*Material provided*
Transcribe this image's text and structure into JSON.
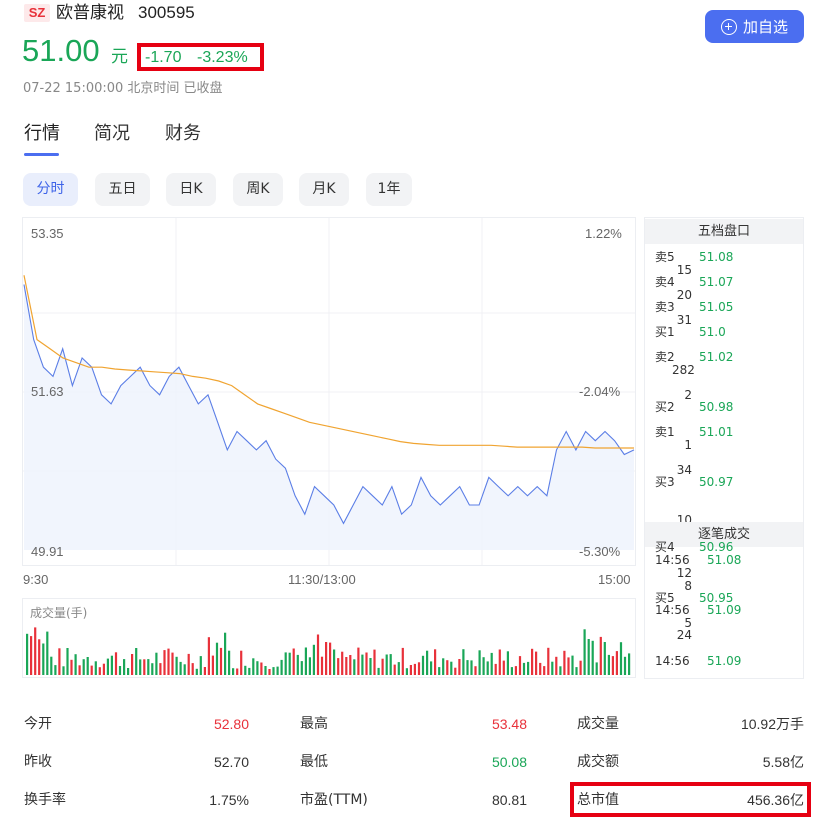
{
  "stock": {
    "exchange": "SZ",
    "name": "欧普康视",
    "code": "300595",
    "price": "51.00",
    "unit": "元",
    "change": "-1.70",
    "change_pct": "-3.23%",
    "status": "07-22 15:00:00 北京时间 已收盘",
    "add_button": "加自选",
    "colors": {
      "up": "#e8313a",
      "down": "#1aa657",
      "accent": "#4b6ef0",
      "highlight_box": "#e60012"
    }
  },
  "main_tabs": [
    {
      "label": "行情",
      "active": true
    },
    {
      "label": "简况",
      "active": false
    },
    {
      "label": "财务",
      "active": false
    }
  ],
  "period_tabs": [
    {
      "label": "分时",
      "active": true
    },
    {
      "label": "五日",
      "active": false
    },
    {
      "label": "日K",
      "active": false
    },
    {
      "label": "周K",
      "active": false
    },
    {
      "label": "月K",
      "active": false
    },
    {
      "label": "1年",
      "active": false
    }
  ],
  "chart": {
    "y_left": [
      "53.35",
      "51.63",
      "49.91"
    ],
    "y_right": [
      "1.22%",
      "-2.04%",
      "-5.30%"
    ],
    "x_labels": [
      "9:30",
      "11:30/13:00",
      "15:00"
    ],
    "volume_label": "成交量(手)"
  },
  "chart_data": {
    "type": "line",
    "title": "",
    "xlabel": "",
    "ylabel": "",
    "ylim": [
      49.91,
      53.35
    ],
    "x_ticks": [
      "9:30",
      "11:30/13:00",
      "15:00"
    ],
    "grid": true,
    "series": [
      {
        "values": [
          52.8,
          52.2,
          51.9,
          51.8,
          52.1,
          51.7,
          52.0,
          51.9,
          51.6,
          51.5,
          51.7,
          51.8,
          51.9,
          51.7,
          51.6,
          51.8,
          51.9,
          51.7,
          51.5,
          51.6,
          51.3,
          51.0,
          51.2,
          51.1,
          51.0,
          51.1,
          50.9,
          50.8,
          50.5,
          50.3,
          50.6,
          50.5,
          50.4,
          50.2,
          50.4,
          50.6,
          50.5,
          50.4,
          50.6,
          50.3,
          50.4,
          50.7,
          50.5,
          50.4,
          50.5,
          50.6,
          50.4,
          50.4,
          50.7,
          50.6,
          50.5,
          50.6,
          50.5,
          50.6,
          50.5,
          51.0,
          51.2,
          51.0,
          51.2,
          51.1,
          51.2,
          51.1,
          50.95,
          51.0
        ]
      },
      {
        "values": [
          52.9,
          52.2,
          52.1,
          52.0,
          51.95,
          51.9,
          51.9,
          51.88,
          51.87,
          51.86,
          51.85,
          51.84,
          51.83,
          51.8,
          51.78,
          51.75,
          51.7,
          51.6,
          51.5,
          51.45,
          51.4,
          51.35,
          51.3,
          51.27,
          51.24,
          51.21,
          51.18,
          51.15,
          51.12,
          51.09,
          51.07,
          51.06,
          51.05,
          51.05,
          51.05,
          51.05,
          51.05,
          51.04,
          51.03,
          51.03,
          51.03,
          51.03,
          51.03,
          51.03,
          51.02,
          51.02,
          51.02,
          51.02
        ]
      }
    ]
  },
  "order_book": {
    "title": "五档盘口",
    "rows": [
      {
        "label": "卖5",
        "price": "51.08",
        "volume": "15"
      },
      {
        "label": "卖4",
        "price": "51.07",
        "volume": "20"
      },
      {
        "label": "卖3",
        "price": "51.05",
        "volume": "31"
      },
      {
        "label": "买1",
        "price": "51.0",
        "volume": ""
      },
      {
        "label": "卖2",
        "price": "51.02",
        "volume": "282"
      },
      {
        "label": "",
        "price": "",
        "volume": "2"
      },
      {
        "label": "买2",
        "price": "50.98",
        "volume": ""
      },
      {
        "label": "卖1",
        "price": "51.01",
        "volume": "1"
      },
      {
        "label": "",
        "price": "",
        "volume": "34"
      },
      {
        "label": "买3",
        "price": "50.97",
        "volume": ""
      },
      {
        "label": "",
        "price": "",
        "volume": "10"
      }
    ]
  },
  "trades": {
    "title": "逐笔成交",
    "rows": [
      {
        "label": "买4",
        "price": "50.96"
      },
      {
        "label": "14:56",
        "price": "51.08"
      },
      {
        "label": "",
        "price": "12"
      },
      {
        "label": "",
        "price": "8"
      },
      {
        "label": "买5",
        "price": "50.95"
      },
      {
        "label": "14:56",
        "price": "51.09"
      },
      {
        "label": "",
        "price": "5"
      },
      {
        "label": "",
        "price": "24"
      },
      {
        "label": "14:56",
        "price": "51.09"
      }
    ]
  },
  "stats": [
    {
      "label": "今开",
      "value": "52.80",
      "color": "#e8313a"
    },
    {
      "label": "最高",
      "value": "53.48",
      "color": "#e8313a"
    },
    {
      "label": "成交量",
      "value": "10.92万手",
      "color": "#333333"
    },
    {
      "label": "昨收",
      "value": "52.70",
      "color": "#333333"
    },
    {
      "label": "最低",
      "value": "50.08",
      "color": "#1aa657"
    },
    {
      "label": "成交额",
      "value": "5.58亿",
      "color": "#333333"
    },
    {
      "label": "换手率",
      "value": "1.75%",
      "color": "#333333"
    },
    {
      "label": "市盈(TTM)",
      "value": "80.81",
      "color": "#333333"
    },
    {
      "label": "总市值",
      "value": "456.36亿",
      "color": "#333333"
    }
  ]
}
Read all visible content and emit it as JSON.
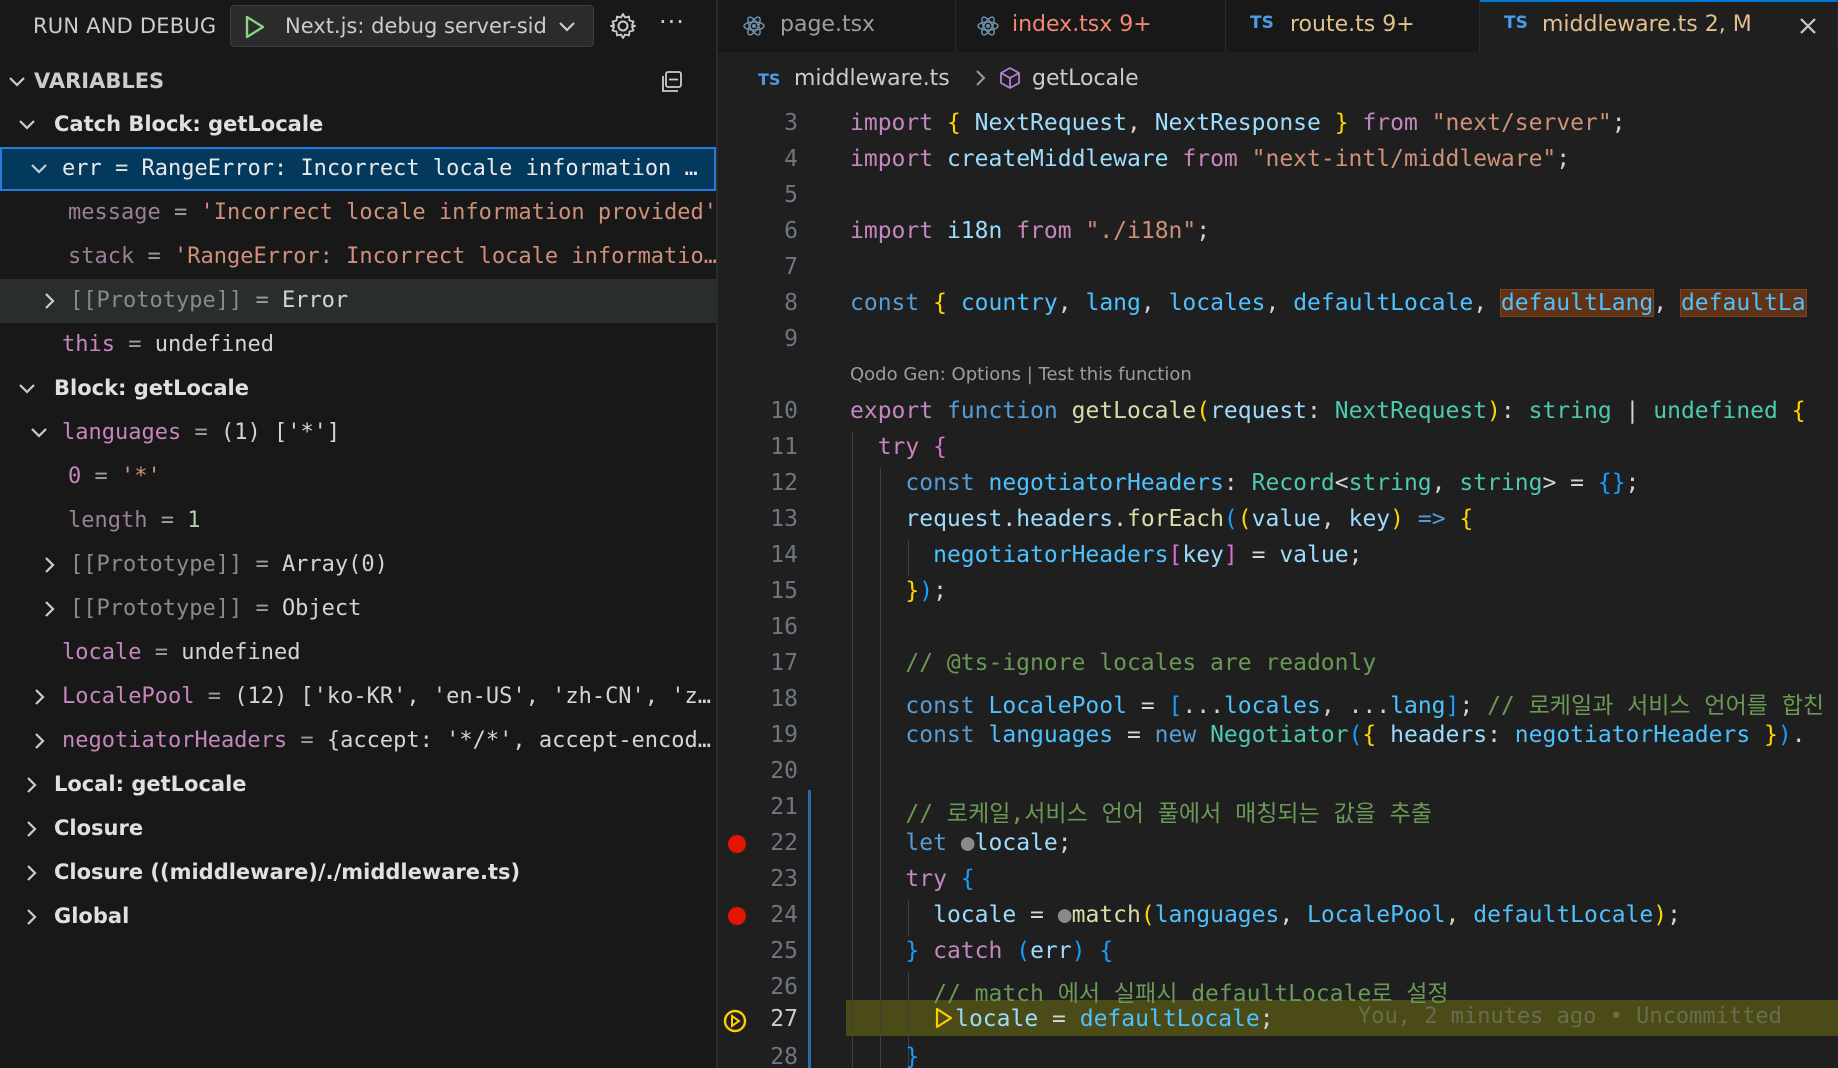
{
  "debug": {
    "title": "RUN AND DEBUG",
    "launch_config": "Next.js: debug server-sid",
    "more": "···"
  },
  "variables": {
    "title": "VARIABLES",
    "rows": [
      {
        "kind": "scope",
        "label": "Catch Block: getLocale"
      },
      {
        "name": "err",
        "eq": "=",
        "value": "RangeError: Incorrect locale information …"
      },
      {
        "name": "message",
        "eq": "=",
        "value": "'Incorrect locale information provided'"
      },
      {
        "name": "stack",
        "eq": "=",
        "value": "'RangeError: Incorrect locale informatio…"
      },
      {
        "name": "[[Prototype]]",
        "eq": "=",
        "value": "Error"
      },
      {
        "name": "this",
        "eq": "=",
        "value": "undefined"
      },
      {
        "kind": "scope",
        "label": "Block: getLocale"
      },
      {
        "name": "languages",
        "eq": "=",
        "value": "(1) ['*']"
      },
      {
        "name": "0",
        "eq": "=",
        "value": "'*'"
      },
      {
        "name": "length",
        "eq": "=",
        "value": "1"
      },
      {
        "name": "[[Prototype]]",
        "eq": "=",
        "value": "Array(0)"
      },
      {
        "name": "[[Prototype]]",
        "eq": "=",
        "value": "Object"
      },
      {
        "name": "locale",
        "eq": "=",
        "value": "undefined"
      },
      {
        "name": "LocalePool",
        "eq": "=",
        "value": "(12) ['ko-KR', 'en-US', 'zh-CN', 'z…"
      },
      {
        "name": "negotiatorHeaders",
        "eq": "=",
        "value": "{accept: '*/*', accept-encod…"
      },
      {
        "kind": "scope",
        "label": "Local: getLocale"
      },
      {
        "kind": "scope",
        "label": "Closure"
      },
      {
        "kind": "scope",
        "label": "Closure ((middleware)/./middleware.ts)"
      },
      {
        "kind": "scope",
        "label": "Global"
      }
    ]
  },
  "tabs": [
    {
      "icon": "react-icon",
      "label": "page.tsx",
      "badge": ""
    },
    {
      "icon": "react-icon",
      "label": "index.tsx",
      "badge": "9+"
    },
    {
      "icon": "TS",
      "label": "route.ts",
      "badge": "9+"
    },
    {
      "icon": "TS",
      "label": "middleware.ts",
      "badge": "2, M"
    }
  ],
  "breadcrumb": {
    "file_icon": "TS",
    "file": "middleware.ts",
    "symbol": "getLocale"
  },
  "editor": {
    "codelens": "Qodo Gen: Options | Test this function",
    "git_blame": "You, 2 minutes ago • Uncommitted",
    "line_numbers": [
      "3",
      "4",
      "5",
      "6",
      "7",
      "8",
      "9",
      "10",
      "11",
      "12",
      "13",
      "14",
      "15",
      "16",
      "17",
      "18",
      "19",
      "20",
      "21",
      "22",
      "23",
      "24",
      "25",
      "26",
      "27",
      "28"
    ],
    "breakpoints": [
      "22",
      "24"
    ],
    "current_line": "27"
  },
  "colors": {
    "accent": "#0078d4",
    "breakpoint": "#e51400",
    "current_line": "#4b4b18",
    "selection": "#04395e"
  }
}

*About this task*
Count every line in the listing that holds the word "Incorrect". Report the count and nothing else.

*Expected output*
3